* _PROBLEM DESCRIPTION_:
A single number is the answer: how many lines of the data hold "this"?

* _SOURCE MATERIAL_:
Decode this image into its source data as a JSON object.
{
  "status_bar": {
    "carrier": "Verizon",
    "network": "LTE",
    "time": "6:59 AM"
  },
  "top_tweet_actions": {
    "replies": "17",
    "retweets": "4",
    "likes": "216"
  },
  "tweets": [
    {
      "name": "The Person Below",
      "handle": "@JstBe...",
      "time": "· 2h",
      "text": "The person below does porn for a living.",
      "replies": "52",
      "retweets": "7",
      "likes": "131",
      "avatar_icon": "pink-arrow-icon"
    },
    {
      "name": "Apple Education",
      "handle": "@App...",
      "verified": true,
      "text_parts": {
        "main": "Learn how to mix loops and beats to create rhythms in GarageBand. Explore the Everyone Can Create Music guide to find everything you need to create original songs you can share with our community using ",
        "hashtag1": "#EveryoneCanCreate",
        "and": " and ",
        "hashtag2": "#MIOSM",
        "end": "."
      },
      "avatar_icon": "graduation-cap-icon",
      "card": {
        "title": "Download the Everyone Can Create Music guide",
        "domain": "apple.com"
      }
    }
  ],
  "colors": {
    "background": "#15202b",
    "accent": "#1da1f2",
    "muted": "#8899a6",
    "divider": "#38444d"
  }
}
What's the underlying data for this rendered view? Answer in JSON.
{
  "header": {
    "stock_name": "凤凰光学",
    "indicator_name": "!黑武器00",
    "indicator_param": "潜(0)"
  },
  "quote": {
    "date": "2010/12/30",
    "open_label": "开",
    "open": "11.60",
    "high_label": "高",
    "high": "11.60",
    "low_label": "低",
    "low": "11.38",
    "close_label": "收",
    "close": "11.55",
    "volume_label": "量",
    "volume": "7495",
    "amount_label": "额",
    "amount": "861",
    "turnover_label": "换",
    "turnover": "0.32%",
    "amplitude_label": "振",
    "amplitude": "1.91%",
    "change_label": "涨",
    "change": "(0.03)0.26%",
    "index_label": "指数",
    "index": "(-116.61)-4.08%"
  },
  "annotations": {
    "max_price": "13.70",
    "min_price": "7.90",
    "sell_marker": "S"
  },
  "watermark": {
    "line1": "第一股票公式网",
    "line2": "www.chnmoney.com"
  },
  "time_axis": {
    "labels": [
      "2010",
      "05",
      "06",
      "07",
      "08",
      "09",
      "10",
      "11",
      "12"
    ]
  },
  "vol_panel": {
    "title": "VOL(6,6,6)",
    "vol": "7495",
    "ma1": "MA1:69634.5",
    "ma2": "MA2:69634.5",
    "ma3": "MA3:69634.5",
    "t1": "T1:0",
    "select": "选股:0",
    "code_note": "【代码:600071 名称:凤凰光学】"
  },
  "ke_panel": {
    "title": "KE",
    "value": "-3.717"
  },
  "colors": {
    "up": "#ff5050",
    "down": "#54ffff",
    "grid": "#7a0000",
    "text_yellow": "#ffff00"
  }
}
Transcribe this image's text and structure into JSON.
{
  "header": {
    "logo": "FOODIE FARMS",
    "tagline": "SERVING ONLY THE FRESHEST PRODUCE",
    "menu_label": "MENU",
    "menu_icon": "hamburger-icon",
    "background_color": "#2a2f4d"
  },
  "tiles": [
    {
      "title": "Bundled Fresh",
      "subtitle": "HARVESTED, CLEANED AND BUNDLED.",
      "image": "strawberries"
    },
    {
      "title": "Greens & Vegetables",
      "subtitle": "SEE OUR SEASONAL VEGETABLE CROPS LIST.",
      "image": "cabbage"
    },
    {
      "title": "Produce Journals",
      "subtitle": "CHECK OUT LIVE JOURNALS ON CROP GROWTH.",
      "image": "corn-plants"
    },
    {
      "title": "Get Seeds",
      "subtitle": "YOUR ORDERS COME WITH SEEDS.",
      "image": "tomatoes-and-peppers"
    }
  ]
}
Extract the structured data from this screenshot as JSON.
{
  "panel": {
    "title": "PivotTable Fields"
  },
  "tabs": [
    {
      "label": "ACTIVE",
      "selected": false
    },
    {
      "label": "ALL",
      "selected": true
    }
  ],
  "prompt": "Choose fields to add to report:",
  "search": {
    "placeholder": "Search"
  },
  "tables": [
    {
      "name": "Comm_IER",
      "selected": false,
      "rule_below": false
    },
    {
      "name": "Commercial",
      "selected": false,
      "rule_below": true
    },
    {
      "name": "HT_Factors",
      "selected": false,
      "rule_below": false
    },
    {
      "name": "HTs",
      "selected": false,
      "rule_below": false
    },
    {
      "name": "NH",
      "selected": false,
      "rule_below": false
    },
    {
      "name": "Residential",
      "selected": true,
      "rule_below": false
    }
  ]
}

* _EXERCISE SOLUTION_:
4